Having successfully steamrolled opposition to the revocation of special status Article 370 to Kashmir and to the construction of the Ram temple in Ayodhya, speculation is rife that the BJP will be looking to implement another long-pending item on its agenda – the Uniform Civil Code (UCC).
The UCC issue aims to come up with one law that governs all citizens in matters related to marriage, inheritance, adoption, and guardianship. All these are at present governed by personal laws of various religions. Broadly speaking, there are three sets of personal laws – one for Hindus, another for Muslims, and the third for Christians. For the purposes of personal laws, the Hindu law is also applicable to Sikhs, Jains, and Buddhists.
The UCC gets its heft from Article 44 of the Directive Principles of State Policy in the Indian Constitution – which recommends the state to secure for its citizens a uniform civil code throughout the Indian territory. India already has a uniform civil code in criminal and economic matters, meaning that an individual accused of committing a crime will be treated the same irrespective of religion, community, or gender. Similarly, business deals and other trade-related agreements are governed by a common civil law.

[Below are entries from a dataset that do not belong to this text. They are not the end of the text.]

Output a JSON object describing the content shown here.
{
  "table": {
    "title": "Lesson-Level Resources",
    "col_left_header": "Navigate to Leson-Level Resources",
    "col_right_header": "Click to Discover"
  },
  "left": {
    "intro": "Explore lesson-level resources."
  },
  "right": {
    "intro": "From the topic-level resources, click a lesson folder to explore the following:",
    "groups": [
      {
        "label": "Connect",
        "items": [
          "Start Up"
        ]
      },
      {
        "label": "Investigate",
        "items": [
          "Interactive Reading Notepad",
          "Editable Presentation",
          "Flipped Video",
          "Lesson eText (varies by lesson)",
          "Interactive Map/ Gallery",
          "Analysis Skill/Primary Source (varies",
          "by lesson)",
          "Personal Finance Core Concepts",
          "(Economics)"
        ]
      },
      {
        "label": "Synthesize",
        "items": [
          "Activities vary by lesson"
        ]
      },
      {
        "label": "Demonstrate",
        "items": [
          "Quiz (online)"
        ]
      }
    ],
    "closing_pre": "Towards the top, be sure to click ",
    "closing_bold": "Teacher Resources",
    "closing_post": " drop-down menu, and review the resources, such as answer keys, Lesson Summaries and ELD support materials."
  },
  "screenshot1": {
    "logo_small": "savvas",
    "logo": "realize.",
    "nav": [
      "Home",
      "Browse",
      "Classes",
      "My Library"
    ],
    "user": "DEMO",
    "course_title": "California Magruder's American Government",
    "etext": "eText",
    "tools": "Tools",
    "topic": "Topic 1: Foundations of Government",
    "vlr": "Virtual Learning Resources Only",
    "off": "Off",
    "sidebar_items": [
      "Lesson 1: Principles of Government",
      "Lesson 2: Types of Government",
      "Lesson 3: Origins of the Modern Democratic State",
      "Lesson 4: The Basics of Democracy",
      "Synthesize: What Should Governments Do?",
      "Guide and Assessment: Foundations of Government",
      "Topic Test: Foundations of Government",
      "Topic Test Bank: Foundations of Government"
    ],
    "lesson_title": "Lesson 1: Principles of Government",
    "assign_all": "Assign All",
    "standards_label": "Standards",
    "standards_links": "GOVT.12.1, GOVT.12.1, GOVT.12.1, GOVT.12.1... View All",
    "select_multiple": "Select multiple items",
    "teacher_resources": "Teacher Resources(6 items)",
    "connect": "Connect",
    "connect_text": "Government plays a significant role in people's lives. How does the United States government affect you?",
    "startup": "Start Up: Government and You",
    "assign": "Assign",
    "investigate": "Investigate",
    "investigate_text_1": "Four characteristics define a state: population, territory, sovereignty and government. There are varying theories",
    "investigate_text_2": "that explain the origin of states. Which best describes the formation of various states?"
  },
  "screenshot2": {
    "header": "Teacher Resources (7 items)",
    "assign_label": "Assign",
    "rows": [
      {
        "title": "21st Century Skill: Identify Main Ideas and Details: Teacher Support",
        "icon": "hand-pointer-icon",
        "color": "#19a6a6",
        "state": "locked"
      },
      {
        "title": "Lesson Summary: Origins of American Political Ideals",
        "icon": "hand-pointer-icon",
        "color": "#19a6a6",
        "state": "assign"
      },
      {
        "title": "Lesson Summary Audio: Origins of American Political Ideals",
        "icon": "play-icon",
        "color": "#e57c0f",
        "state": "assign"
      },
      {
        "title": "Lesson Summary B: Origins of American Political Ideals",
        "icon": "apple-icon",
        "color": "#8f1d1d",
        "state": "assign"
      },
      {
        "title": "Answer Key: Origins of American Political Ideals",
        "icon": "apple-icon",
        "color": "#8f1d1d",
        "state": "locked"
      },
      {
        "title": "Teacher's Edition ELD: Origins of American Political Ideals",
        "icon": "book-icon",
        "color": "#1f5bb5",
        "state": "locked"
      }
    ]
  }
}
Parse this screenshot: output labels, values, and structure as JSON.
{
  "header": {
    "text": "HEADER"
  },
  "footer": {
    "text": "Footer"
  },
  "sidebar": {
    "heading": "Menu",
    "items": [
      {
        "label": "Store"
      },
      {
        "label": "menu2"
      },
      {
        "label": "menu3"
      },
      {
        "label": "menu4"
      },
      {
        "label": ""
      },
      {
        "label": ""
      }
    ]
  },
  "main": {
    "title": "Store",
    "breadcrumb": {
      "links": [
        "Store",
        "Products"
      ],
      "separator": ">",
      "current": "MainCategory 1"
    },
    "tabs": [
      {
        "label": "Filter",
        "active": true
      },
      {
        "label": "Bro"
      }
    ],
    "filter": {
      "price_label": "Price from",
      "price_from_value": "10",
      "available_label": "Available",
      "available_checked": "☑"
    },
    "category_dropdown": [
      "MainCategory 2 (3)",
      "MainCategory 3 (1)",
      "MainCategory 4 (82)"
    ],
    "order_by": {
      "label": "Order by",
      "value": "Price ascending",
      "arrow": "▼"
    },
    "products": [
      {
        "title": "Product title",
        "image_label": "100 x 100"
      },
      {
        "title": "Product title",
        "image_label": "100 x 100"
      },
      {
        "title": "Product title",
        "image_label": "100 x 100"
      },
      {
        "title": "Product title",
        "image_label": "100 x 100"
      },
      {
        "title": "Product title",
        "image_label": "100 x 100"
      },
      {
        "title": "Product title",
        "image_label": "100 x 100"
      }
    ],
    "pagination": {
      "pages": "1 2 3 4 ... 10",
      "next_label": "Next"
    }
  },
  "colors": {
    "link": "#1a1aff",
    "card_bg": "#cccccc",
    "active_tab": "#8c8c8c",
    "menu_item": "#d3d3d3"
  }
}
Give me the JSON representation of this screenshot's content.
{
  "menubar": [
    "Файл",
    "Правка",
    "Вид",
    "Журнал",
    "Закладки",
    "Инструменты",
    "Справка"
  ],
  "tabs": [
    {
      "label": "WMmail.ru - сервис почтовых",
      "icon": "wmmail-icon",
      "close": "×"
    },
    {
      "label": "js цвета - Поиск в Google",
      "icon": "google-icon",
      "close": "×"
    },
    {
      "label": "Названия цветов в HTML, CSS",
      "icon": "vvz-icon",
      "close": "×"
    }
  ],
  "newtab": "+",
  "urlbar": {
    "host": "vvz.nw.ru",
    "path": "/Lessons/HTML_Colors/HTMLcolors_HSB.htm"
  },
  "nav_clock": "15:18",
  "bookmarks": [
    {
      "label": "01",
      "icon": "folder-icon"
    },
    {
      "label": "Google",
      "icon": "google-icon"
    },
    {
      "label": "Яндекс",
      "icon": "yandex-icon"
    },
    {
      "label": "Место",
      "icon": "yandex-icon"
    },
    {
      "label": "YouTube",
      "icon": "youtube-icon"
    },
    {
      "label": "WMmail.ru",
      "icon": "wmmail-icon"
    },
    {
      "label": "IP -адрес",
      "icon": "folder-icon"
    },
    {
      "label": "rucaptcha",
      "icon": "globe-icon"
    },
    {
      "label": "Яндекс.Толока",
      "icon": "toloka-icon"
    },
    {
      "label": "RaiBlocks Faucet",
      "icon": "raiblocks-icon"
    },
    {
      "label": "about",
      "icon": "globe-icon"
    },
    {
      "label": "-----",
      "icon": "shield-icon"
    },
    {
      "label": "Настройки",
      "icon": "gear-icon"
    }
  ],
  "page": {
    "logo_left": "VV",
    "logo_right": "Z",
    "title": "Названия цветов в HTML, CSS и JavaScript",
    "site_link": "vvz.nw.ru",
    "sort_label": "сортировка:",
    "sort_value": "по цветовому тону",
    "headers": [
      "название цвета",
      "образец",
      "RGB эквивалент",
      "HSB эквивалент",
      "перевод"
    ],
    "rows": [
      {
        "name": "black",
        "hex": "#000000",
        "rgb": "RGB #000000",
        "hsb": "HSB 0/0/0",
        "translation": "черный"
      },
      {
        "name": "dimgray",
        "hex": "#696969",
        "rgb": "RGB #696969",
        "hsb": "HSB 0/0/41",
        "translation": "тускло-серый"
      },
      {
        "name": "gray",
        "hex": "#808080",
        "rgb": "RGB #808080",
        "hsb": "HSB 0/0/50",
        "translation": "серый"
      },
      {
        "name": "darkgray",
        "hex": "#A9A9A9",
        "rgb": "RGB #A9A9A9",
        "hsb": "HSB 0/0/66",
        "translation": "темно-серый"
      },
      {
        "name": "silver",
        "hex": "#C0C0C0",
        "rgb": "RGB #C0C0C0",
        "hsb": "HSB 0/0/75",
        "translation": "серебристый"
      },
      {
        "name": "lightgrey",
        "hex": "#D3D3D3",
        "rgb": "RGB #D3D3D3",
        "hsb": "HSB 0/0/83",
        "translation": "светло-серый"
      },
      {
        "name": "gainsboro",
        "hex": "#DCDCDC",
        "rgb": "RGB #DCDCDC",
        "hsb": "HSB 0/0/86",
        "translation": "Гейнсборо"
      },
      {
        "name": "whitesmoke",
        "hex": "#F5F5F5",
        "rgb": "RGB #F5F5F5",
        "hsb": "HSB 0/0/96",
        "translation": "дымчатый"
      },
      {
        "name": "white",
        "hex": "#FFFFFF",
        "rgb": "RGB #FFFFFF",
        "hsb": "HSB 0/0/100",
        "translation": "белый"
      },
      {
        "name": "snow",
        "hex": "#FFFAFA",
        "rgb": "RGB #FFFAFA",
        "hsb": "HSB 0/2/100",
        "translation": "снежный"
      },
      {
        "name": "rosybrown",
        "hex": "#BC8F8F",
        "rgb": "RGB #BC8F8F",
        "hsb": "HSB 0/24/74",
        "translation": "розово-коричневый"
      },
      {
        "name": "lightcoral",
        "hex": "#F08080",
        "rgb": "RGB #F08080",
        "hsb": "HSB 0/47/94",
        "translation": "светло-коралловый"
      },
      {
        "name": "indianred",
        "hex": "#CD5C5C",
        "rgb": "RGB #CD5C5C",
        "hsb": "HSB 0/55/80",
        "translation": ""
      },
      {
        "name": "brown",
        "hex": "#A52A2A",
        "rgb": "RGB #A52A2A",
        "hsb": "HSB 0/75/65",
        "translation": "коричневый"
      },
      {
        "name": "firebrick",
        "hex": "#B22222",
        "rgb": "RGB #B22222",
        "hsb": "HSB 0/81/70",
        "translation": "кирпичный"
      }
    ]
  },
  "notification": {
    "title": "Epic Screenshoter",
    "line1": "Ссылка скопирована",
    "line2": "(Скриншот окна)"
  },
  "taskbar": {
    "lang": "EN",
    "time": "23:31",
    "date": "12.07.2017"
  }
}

It is only in the case of personal laws that successive governments have dithered from implementing a uniform code. The foremost reason for this is the intense opposition from sections of the Muslim and Christian communities who fear that it will erode their identity and religious freedom.
The Indian Constitution makes it clear that India is a secular country. But the meaning of secularism is different from that in the West where it implies the separation of the Church and the State. In India, secularism means the freedom for individuals to practice any religion they deem fit – under Articles 25 and 26 of the Constitution.
It is this right to practise freedom of one’s choice that comes in the way of implementing the UCC. Courts have ruled that within the Constitution, fundamental rights have a higher place than the Directive Principles. So, Articles 25 and 26 take precedence over Article 44, which deals with UCC.
The uniform civil code has a long history and was brought in by the British in colonial India in 1835 to streamline administration. The British sought to include economic deals and criminal matters in the uniform code, but kept personal laws out of its purview as they did not want to stir a hornet’s nest.
Much later, during the period of transition from British to Indian rule, the BN Rau committee recommended a codified law for Hindus regarding marriage and succession. This was eventually adopted in 1956 as the Hindu Succession Act that related to inheritance in cases where the will was not made (intestate).
This Act reformed the earlier laws on the issue, giving women almost equal rights to men on the issue of inheritance. In 2005, the Act was amended to remove any remnants of disparity between a son and a daughter in inheritance matters.
Overall, the Hindu personal laws are codified under four Acts — the Hindu Marriage Act, Hindu Succession Act, Hindu Minority and Guardianship Act, and Hindu Adoptions and Maintenance Act.
In the case of Muslims, the personal laws are derived from their religious texts including the Quran and the Sharia. Among the various legislations concerning the Muslim community are the Shariat Application Act and Dissolution of Muslim Marriages Act.
For Christians, the personal laws applicable include the Indian Christian Marriages Act and the Indian Divorce Act.
There are differences in the three personal laws, which the UCC seeks to equalise. Interestingly, among all states, Goa has practised uniform civil code from the time of its rule by the Portuguese colonialists. Under the Portuguese Civil Code of 1867, which is still valid even after India annexed the territory in 1961, all Goans are almost subject to the same civil law irrespective of their religion or ethnicity.
Though the family laws of the three religions dominate the discourse on the subject, mention must be made regarding exceptions to safeguard regional identities in states like Assam, Nagaland, Mizoram, Andhra Pradesh, and Goa.
The UCC is a prickly issue with ramifications that can go beyond expectations if implemented, as one saw in the case of the Citizenship Amendment Act which was perceived to be anti-Muslim. So much so, the Law Commission of India in August 2018 concluded that implementation of the Uniform Civil Code was neither “necessary nor desirable at this stage”. It however suggested changes in marriage and divorce issues that would be acceptable to all communities but within their own personal laws.